However, this exception does not apply when a plaintiff alleges, under a claim of pendant jurisdiction that a state official has violated state law. An error of law by state officers acting in their official capacities will not suffice to override the sovereign immunity of the state. Larson v. Domestic & Foreign Commerce Corp., 337 U.S. 682, 93 L. Ed. 1628, 69 S. Ct. 1457 (1949).
With respect to pendent claims, the Pennhurst opinion held that the Eleventh Amendment bar applies to pendent claims as well as federal claims that would otherwise be within the jurisdiction of the court.
In Allegheny County Sanitary Authority v. U.S. Environmental Agency, et al., 732 F.2d 1167 (3d Cir. 1984), where a claim had been made against the Pennsylvania Department of Environmental Resources and some of its officers, under both a federal statute, The Federal Water Pollution Control Act, 33 U.S.C. § 1365(a), and under state environmental law, the district court found no federal cause of action and declined to exercise pendent jurisdiction over the state law claims. The Court of Appeals sustained the dismissal of both the state law and the federal law claims under the Eleventh Amendment bar.
While Edelman v. Jordan, 415 U.S. 651, 39 L. Ed. 2d 662, 94 S. Ct. 1347 (1974) broadened the Young exception by permitting a suit against a state officer which called for only prospective injunctive relief when it was alleged that the state officer was violating federal law, the court in Pennhurst noted that the scope of any such relief would be constrained under the principles of comity and federalism. The court noted that the Young doctrine rests upon the need to promote the vindication of federal rights. "This need to reconcile competing interests is wholly absent, however, when a plaintiff alleges that a state official has violated state law," 52 L.W. at p. 4159.
We find that the action against the state department and the state officials to be barred by the Eleventh Amendment.
Plaintiffs also advance a cause of action under the Federal Civil Rights Acts against the individual state officers. If any such right exists over and apart from the Eleventh Amendment bar, we find it superceded by the comprehensive remedial enforcement scheme embodied in the federal Resource Conservation and Recovery Act (RCRA) 42 U.S.C. § 6901 et seq. and the federal Clean Air Act, 42 U.S.C. § 7401 et seq. The United States Supreme Court has ruled that:
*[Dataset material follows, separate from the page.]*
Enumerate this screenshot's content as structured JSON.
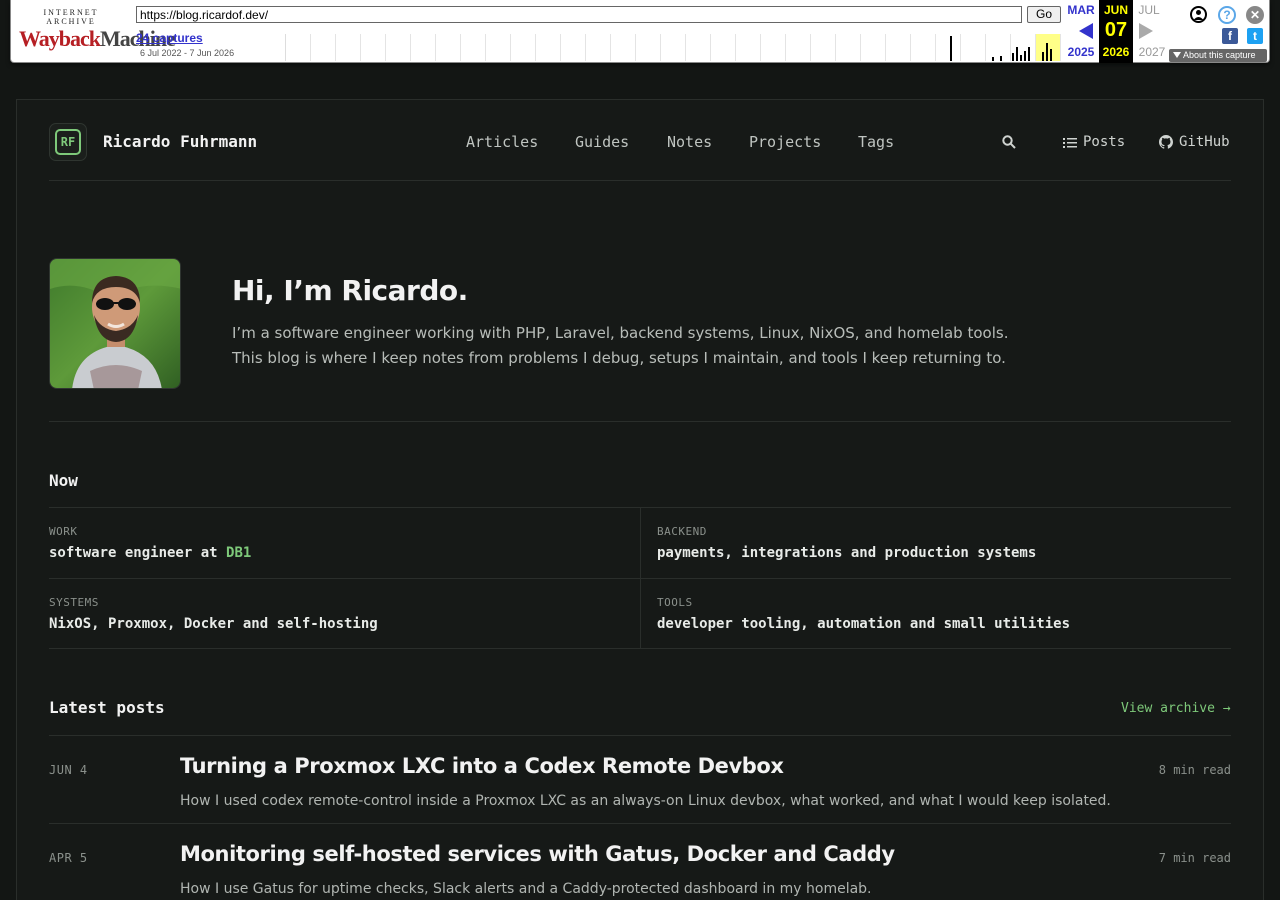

the existence of these express remedies demonstrates not only that Congress intended to foreclose implied private actions but that it intended to supplant any remedy that otherwise would be available under § 1983. Middlesex County Sewage Authority v. National Sea Clammers Association, 453 U.S. 1, 21, 101 S. Ct. 2615, 69 L. Ed. 2d 435 (1981).